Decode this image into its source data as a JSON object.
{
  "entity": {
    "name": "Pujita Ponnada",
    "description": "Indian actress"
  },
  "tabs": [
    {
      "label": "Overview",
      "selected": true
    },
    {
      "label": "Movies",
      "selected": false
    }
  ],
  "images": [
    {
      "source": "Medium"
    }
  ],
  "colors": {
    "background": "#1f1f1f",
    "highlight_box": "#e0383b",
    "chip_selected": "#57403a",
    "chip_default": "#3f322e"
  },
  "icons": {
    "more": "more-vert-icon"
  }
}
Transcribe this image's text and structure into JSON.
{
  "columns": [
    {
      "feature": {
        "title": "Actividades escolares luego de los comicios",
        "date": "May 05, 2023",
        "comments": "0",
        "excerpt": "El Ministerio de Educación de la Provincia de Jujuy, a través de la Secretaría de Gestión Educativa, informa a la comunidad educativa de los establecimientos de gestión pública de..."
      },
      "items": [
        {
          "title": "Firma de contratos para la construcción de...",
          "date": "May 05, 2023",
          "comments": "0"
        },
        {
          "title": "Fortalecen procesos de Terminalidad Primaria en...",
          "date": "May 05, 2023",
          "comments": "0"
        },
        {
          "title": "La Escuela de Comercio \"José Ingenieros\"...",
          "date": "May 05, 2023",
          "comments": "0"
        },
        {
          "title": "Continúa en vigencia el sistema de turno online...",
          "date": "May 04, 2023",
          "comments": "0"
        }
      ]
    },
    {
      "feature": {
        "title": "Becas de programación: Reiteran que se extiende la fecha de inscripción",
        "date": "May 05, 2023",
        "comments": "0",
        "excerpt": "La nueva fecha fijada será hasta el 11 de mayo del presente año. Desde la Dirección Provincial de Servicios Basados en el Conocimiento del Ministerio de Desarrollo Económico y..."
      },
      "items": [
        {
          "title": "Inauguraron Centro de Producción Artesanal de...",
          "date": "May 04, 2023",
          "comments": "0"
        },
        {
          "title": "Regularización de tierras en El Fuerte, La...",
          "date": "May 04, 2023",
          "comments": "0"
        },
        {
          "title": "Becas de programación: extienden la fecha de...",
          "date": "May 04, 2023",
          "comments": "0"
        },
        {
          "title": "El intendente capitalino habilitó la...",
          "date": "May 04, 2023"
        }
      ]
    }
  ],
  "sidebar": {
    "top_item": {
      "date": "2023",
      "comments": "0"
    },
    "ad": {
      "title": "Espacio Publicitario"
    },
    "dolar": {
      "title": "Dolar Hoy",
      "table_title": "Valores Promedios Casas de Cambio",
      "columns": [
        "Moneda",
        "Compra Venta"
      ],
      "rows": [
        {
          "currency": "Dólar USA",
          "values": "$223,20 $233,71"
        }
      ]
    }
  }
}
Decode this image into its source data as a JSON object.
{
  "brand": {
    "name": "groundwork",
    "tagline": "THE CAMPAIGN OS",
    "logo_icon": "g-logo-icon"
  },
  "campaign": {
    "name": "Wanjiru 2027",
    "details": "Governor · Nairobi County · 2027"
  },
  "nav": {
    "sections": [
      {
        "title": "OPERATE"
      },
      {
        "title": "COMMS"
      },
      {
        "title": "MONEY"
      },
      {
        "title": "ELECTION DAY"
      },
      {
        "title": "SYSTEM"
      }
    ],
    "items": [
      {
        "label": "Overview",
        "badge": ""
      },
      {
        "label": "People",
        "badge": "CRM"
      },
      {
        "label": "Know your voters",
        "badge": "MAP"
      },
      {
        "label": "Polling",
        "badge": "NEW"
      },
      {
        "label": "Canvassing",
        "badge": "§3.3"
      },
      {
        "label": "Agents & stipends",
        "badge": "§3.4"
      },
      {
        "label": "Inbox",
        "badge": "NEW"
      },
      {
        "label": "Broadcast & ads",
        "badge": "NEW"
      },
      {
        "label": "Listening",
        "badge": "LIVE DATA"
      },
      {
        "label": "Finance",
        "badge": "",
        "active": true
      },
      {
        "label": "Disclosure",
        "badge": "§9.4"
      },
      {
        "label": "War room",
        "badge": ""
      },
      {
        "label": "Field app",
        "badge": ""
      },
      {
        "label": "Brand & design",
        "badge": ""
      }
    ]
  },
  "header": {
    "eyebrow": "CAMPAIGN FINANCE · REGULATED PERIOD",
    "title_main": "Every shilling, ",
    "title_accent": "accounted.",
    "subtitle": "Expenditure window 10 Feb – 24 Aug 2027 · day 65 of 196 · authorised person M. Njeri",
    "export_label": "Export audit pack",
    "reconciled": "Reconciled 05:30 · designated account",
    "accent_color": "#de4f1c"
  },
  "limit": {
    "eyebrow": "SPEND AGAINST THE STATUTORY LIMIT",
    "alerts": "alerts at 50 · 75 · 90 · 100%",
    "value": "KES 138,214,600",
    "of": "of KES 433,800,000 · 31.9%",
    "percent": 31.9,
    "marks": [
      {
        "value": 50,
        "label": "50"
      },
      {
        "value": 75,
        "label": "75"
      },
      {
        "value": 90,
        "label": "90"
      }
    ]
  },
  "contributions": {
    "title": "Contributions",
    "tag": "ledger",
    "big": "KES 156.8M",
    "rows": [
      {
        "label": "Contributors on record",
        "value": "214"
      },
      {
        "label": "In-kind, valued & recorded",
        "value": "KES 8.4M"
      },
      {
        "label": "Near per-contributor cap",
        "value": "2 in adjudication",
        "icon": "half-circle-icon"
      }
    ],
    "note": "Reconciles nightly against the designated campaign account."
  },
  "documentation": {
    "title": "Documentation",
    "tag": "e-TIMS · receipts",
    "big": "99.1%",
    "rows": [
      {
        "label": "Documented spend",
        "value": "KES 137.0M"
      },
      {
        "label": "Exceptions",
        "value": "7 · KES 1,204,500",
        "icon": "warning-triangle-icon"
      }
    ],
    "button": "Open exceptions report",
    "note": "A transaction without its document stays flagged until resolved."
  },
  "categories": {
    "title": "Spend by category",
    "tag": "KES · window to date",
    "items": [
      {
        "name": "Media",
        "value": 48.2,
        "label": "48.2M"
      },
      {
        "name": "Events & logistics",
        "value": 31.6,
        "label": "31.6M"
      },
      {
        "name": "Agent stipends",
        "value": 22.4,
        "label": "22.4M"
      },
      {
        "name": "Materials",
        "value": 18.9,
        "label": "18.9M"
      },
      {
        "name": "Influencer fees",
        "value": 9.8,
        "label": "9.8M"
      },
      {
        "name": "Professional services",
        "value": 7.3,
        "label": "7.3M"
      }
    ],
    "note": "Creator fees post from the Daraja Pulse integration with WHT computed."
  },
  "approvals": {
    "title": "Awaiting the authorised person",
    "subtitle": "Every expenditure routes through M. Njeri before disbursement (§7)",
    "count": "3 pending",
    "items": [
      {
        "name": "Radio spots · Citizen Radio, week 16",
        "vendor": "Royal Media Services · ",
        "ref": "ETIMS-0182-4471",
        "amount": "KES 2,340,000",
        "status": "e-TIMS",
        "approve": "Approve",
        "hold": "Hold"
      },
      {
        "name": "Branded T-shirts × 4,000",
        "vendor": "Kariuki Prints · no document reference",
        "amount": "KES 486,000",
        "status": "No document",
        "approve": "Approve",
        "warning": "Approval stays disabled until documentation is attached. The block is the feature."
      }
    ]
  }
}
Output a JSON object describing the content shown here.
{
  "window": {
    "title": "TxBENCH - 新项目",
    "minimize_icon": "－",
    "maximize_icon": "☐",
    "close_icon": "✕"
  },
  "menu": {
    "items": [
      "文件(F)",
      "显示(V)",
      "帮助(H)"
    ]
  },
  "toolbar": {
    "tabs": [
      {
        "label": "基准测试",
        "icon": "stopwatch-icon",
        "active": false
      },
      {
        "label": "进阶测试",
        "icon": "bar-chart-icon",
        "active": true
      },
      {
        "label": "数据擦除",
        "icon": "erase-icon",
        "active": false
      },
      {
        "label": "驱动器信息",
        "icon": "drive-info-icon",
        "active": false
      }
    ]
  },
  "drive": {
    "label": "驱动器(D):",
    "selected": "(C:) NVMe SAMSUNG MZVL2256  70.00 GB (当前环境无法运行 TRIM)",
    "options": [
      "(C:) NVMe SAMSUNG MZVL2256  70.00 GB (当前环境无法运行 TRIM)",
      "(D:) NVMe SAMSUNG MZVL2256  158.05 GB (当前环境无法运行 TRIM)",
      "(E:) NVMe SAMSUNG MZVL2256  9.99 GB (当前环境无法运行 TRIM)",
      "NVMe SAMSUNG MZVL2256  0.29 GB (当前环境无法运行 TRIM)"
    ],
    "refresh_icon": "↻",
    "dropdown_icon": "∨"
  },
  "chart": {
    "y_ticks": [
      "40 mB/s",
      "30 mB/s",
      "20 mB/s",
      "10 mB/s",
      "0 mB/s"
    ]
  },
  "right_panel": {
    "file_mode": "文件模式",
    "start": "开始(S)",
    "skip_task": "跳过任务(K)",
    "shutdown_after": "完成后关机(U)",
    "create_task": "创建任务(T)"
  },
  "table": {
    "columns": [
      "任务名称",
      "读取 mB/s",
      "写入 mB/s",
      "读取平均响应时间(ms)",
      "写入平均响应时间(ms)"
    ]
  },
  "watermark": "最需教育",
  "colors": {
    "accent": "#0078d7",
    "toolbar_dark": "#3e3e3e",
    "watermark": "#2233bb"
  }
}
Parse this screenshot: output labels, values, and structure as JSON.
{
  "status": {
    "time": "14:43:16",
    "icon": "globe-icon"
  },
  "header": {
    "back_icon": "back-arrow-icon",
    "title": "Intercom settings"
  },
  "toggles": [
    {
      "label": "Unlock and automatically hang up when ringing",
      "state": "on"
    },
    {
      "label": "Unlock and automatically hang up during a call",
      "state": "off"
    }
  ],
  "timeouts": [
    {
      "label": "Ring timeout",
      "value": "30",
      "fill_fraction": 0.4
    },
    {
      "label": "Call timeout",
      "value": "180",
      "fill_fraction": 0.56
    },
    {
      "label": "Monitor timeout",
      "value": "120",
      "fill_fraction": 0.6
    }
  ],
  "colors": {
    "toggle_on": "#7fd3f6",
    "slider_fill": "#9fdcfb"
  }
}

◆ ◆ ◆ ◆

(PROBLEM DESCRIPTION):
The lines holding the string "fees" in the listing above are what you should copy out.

(YOUR RESPONSE):
        "name": "Influencer fees",
    "note": "Creator fees post from the Daraja Pulse integration with WHT computed."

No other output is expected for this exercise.